What is LASIK Eye Surgery?
Lasik is the widely performed laser eye surgery aimed to treat nearsightedness, farsightedness and astigmatism. Just as other refractive surgery, Lasik procedure reshapes the cornea to enable light entering the eye to be well focused onto the retina for clearer vision. This procedure is mostly painless and can be completed within fifteen minutes for both eyes. The outcome is improved vision without contact lenses or eyeglasses and is usually effective within as short of a period as 24 hours.
Before the surgery, your eye doctor will do a thorough eye examination to ascertain your eyes are healthy enough for the surgical procedure. Your surgeon will then assess the shape and the thickness of your cornea, pupil, the refractive errors and any other eye condition. In order to reduce the risk of developing dry eyes after the Lasik surgery, the moistness of your eyes will be evaluated as well.
An automated instrument known as corneal topographer is used to measure the curvature of the front surface of your eye, in order to create a map of your cornea. You may also undergo a wave-front analysis that sends light waves through the eye and offer a more precise map of the condition affecting your vision. Your eye doctor will then assess your general health, to determine if you are suitable for Lasik surgery. Since contact lenses can alter the natural shape of your cornea, you should stop wearing them for a period of time as advised by your doctor. In most cases it’s about two weeks before your eye exam and Lasik procedure.
How LASIK surgery is performed
Before the surgery, numbing drops are applied to your eye in order to prevent any form of discomfort during the procedure. Your surgeon may also give you medication to help you relax. Your eye will be positioned under the laser and a lid speculum is used to keep eyelids open. The surgeon then uses an ink marker to mark the cornea before cutting the flap. In order to prevent eye movement or loss of contact that could affect the flap quality, a suction ring is applied at the front of your eye. Your surgeon will use a mechanical surgical tool known as microkeratome or a femtosecond laser to create a thin circular flap in the cornea. The hinged flap is then folded back to access the underlying cornea and then some corneal tissue is removed in a very specific pattern. The goal is to flatten the cornea for the nearsighted patients but for the farsighted patients, a steeper cornea is desired.
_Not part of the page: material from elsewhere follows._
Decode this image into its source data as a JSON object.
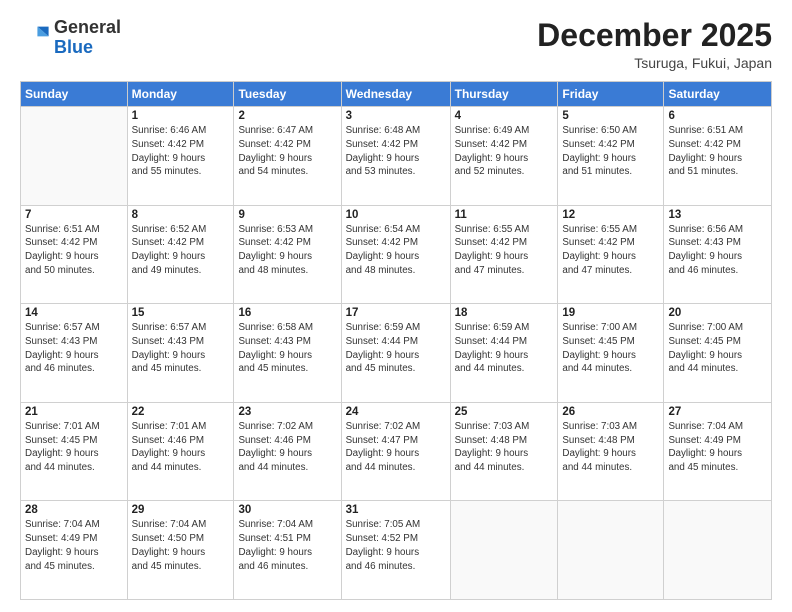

A computer is used to adjust the excimer laser for your particular prescription. You will then be required to look at a target light for a short time while your surgeon watches your eye through a microscope as the laser sends pulses of light to the cornea. The laser light emits painlessly in order to reshape the cornea. This surgery is carried out separately on each eye and takes about 5 minutes for each procedure. After the laser reshapes the cornea, the flap is then laid back down covering the area where the corneal tissue was removed and allowed to heal naturally. No bandages or stitches required are typically required.